● **What is required**
Begin at the line containing "What data populates" and reproduce every line through the end of the entries below. Nothing else should appear.

※

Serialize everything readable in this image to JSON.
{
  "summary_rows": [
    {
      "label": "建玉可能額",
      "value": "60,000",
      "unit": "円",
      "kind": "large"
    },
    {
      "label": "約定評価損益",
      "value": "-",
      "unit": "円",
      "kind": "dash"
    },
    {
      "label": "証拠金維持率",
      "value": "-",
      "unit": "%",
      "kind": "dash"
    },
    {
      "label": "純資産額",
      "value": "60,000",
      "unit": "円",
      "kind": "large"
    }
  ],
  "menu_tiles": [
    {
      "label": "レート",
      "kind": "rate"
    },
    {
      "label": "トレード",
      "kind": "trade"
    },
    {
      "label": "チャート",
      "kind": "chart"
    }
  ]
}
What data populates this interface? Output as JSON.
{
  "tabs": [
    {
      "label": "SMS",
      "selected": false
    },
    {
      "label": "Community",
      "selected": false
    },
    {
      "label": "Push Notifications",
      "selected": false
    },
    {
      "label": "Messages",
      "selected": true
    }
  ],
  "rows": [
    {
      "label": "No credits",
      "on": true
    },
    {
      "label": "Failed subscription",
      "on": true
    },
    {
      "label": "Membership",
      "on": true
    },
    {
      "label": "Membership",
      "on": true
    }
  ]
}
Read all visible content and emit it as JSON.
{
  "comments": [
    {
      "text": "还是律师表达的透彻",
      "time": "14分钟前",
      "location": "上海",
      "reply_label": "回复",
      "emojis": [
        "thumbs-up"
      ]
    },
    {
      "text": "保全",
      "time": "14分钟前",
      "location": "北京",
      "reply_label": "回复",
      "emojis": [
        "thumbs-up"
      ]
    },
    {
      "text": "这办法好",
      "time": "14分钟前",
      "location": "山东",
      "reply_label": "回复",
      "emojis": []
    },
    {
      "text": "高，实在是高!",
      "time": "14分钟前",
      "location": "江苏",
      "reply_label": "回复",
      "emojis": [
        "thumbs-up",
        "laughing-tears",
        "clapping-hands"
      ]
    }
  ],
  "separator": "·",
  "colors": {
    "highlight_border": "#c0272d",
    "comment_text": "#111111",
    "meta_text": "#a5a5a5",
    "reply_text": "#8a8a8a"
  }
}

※

● **Written response**
What data populates this interface? Output as JSON.
{
  "tabs": [
    {
      "label": "SMS",
      "selected": false
    },
    {
      "label": "Community",
      "selected": false
    },
    {
      "label": "Push Notifications",
      "selected": false
    },
    {
      "label": "Messages",
      "selected": true
    }
  ],
  "rows": [
    {
      "label": "No credits",
      "on": true
    },
    {
      "label": "Failed subscription",
      "on": true
    },
    {
      "label": "Membership",
      "on": true
    },
    {
      "label": "Membership",
      "on": true
    }
  ]
}
Read all visible content and emit it as JSON.
{
  "comments": [
    {
      "text": "还是律师表达的透彻",
      "time": "14分钟前",
      "location": "上海",
      "reply_label": "回复",
      "emojis": [
        "thumbs-up"
      ]
    },
    {
      "text": "保全",
      "time": "14分钟前",
      "location": "北京",
      "reply_label": "回复",
      "emojis": [
        "thumbs-up"
      ]
    },
    {
      "text": "这办法好",
      "time": "14分钟前",
      "location": "山东",
      "reply_label": "回复",
      "emojis": []
    },
    {
      "text": "高，实在是高!",
      "time": "14分钟前",
      "location": "江苏",
      "reply_label": "回复",
      "emojis": [
        "thumbs-up",
        "laughing-tears",
        "clapping-hands"
      ]
    }
  ],
  "separator": "·",
  "colors": {
    "highlight_border": "#c0272d",
    "comment_text": "#111111",
    "meta_text": "#a5a5a5",
    "reply_text": "#8a8a8a"
  }
}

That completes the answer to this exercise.